- _Aim of the exercise_:
Once you find the line with "Output a JSON", output it and every line after it exactly, through the last line of the listing, but no pictures.

- _Supplied records_:
== Segment start ==
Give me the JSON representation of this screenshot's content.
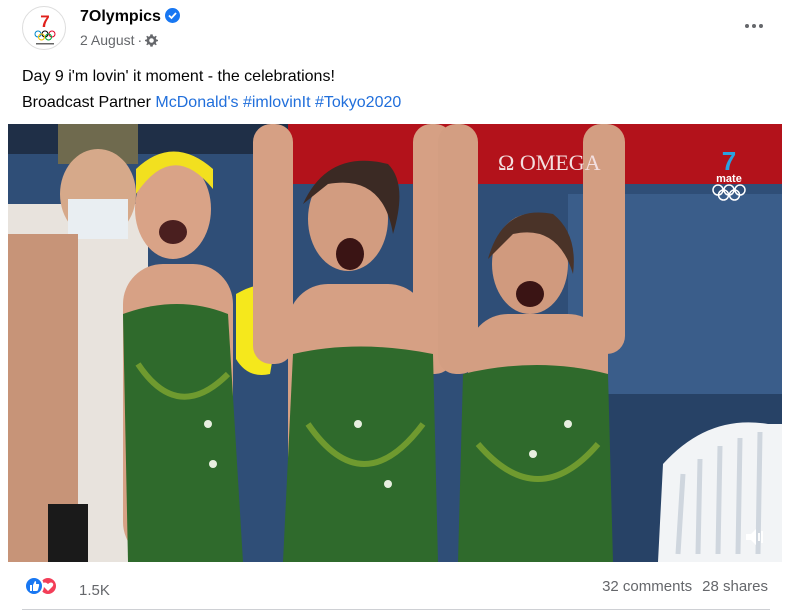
{
  "header": {
    "page_name": "7Olympics",
    "date": "2 August",
    "separator": "·",
    "verified_icon": "verified-badge-icon",
    "audience_icon": "gear-icon",
    "more_icon": "more-horizontal-icon"
  },
  "post": {
    "line1": "Day 9 i'm lovin' it moment - the celebrations!",
    "line2_prefix": "Broadcast Partner ",
    "links": [
      "McDonald's",
      "#imlovinIt",
      "#Tokyo2020"
    ]
  },
  "media": {
    "banner_text": "Ω OMEGA",
    "channel_number": "7",
    "channel_name": "mate",
    "mute_icon": "speaker-icon"
  },
  "footer": {
    "reaction_count": "1.5K",
    "comments": "32 comments",
    "shares": "28 shares"
  },
  "colors": {
    "link": "#216fdb",
    "like": "#1877f2",
    "love": "#f33e58",
    "swimsuit": "#2f6a2c"
  }
}
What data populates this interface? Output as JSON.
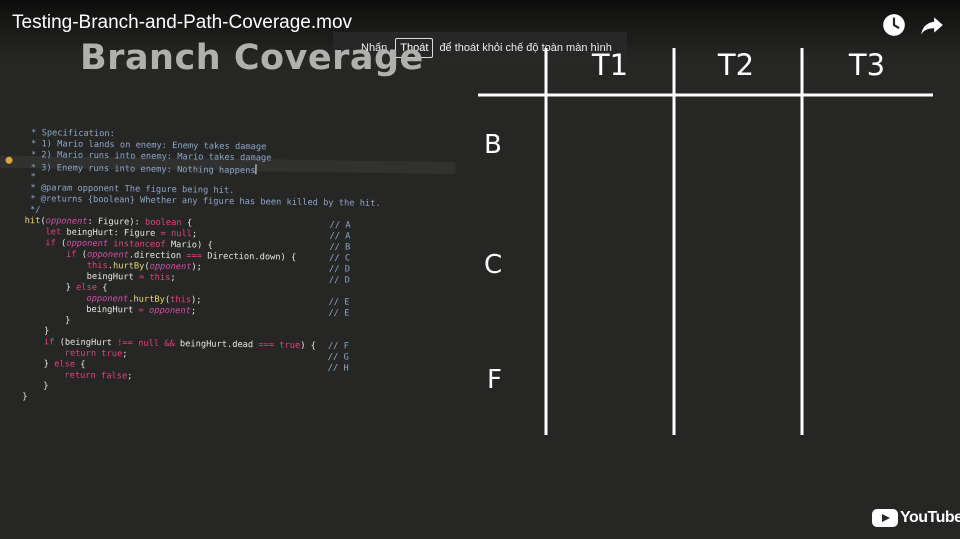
{
  "player": {
    "title": "Testing-Branch-and-Path-Coverage.mov",
    "icons": {
      "watch_later": "clock-icon",
      "share": "share-icon"
    },
    "fullscreen_toast": {
      "before": "Nhấn",
      "key": "Thoát",
      "after": "để thoát khỏi chế độ toàn màn hình"
    },
    "brand": "YouTube"
  },
  "slide": {
    "title": "Branch Coverage",
    "table": {
      "columns": [
        "T1",
        "T2",
        "T3"
      ],
      "rows": [
        "B",
        "C",
        "F"
      ]
    }
  },
  "code": {
    "spec_lines": [
      " * Specification:",
      " * 1) Mario lands on enemy: Enemy takes damage",
      " * 2) Mario runs into enemy: Mario takes damage",
      " * 3) Enemy runs into enemy: Nothing happens",
      " *",
      " * @param opponent The figure being hit.",
      " * @returns {boolean} Whether any figure has been killed by the hit.",
      " */"
    ],
    "body_lines": [
      {
        "text": "hit(opponent: Figure): boolean {",
        "mark": "// A"
      },
      {
        "text": "    let beingHurt: Figure = null;",
        "mark": "// A"
      },
      {
        "text": "    if (opponent instanceof Mario) {",
        "mark": "// B"
      },
      {
        "text": "        if (opponent.direction === Direction.down) {",
        "mark": "// C"
      },
      {
        "text": "            this.hurtBy(opponent);",
        "mark": "// D"
      },
      {
        "text": "            beingHurt = this;",
        "mark": "// D"
      },
      {
        "text": "        } else {",
        "mark": ""
      },
      {
        "text": "            opponent.hurtBy(this);",
        "mark": "// E"
      },
      {
        "text": "            beingHurt = opponent;",
        "mark": "// E"
      },
      {
        "text": "        }",
        "mark": ""
      },
      {
        "text": "    }",
        "mark": ""
      },
      {
        "text": "    if (beingHurt !== null && beingHurt.dead === true) {",
        "mark": "// F"
      },
      {
        "text": "        return true;",
        "mark": "// G"
      },
      {
        "text": "    } else {",
        "mark": "// H"
      },
      {
        "text": "        return false;",
        "mark": ""
      },
      {
        "text": "    }",
        "mark": ""
      },
      {
        "text": "}",
        "mark": ""
      }
    ]
  },
  "colors": {
    "background": "#262624",
    "comment": "#8ba6c9",
    "keyword": "#e2417c",
    "parameter": "#cf4fa5",
    "function": "#e8d87a",
    "youtube_red": "#ff0000"
  }
}
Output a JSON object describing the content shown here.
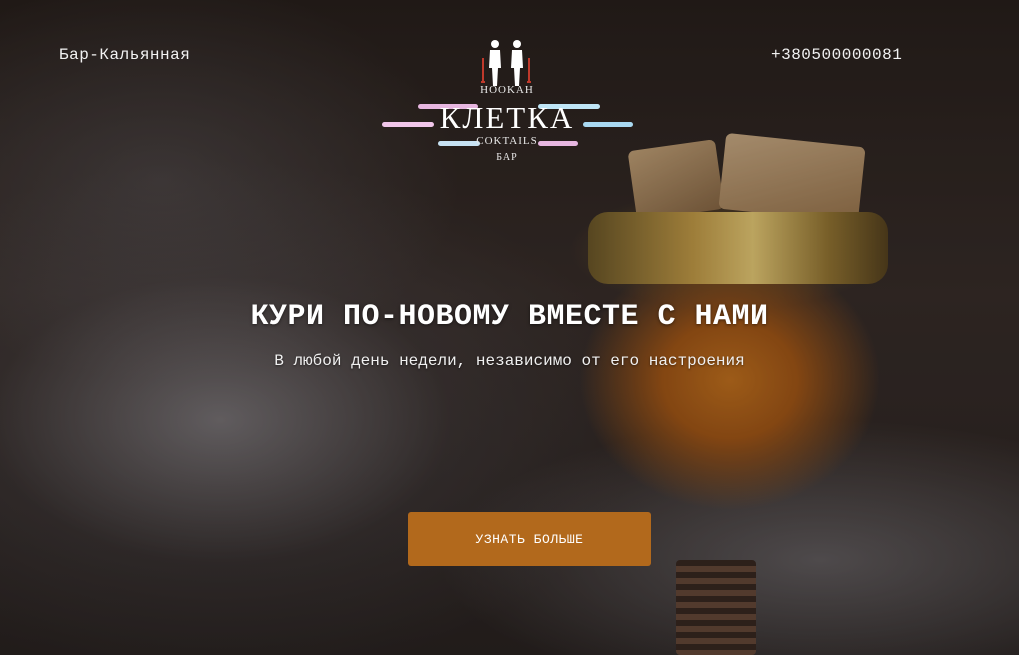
{
  "header": {
    "venue_type": "Бар-Кальянная",
    "phone": "+380500000081"
  },
  "logo": {
    "top_text": "HOOKAH",
    "main_text": "КЛЕТКА",
    "sub_text": "COKTAILS",
    "bottom_text": "БАР"
  },
  "hero": {
    "headline": "КУРИ ПО-НОВОМУ ВМЕСТЕ С НАМИ",
    "subheadline": "В любой день недели, независимо от его настроения",
    "cta_label": "УЗНАТЬ БОЛЬШЕ"
  },
  "colors": {
    "accent": "#b2691c",
    "text": "#ffffff"
  }
}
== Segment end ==
- _Output of the exercise_:
Output a JSON object describing the content shown here.
{
  "header": {
    "venue_type": "Бар-Кальянная",
    "phone": "+380500000081"
  },
  "logo": {
    "top_text": "HOOKAH",
    "main_text": "КЛЕТКА",
    "sub_text": "COKTAILS",
    "bottom_text": "БАР"
  },
  "hero": {
    "headline": "КУРИ ПО-НОВОМУ ВМЕСТЕ С НАМИ",
    "subheadline": "В любой день недели, независимо от его настроения",
    "cta_label": "УЗНАТЬ БОЛЬШЕ"
  },
  "colors": {
    "accent": "#b2691c",
    "text": "#ffffff"
  }
}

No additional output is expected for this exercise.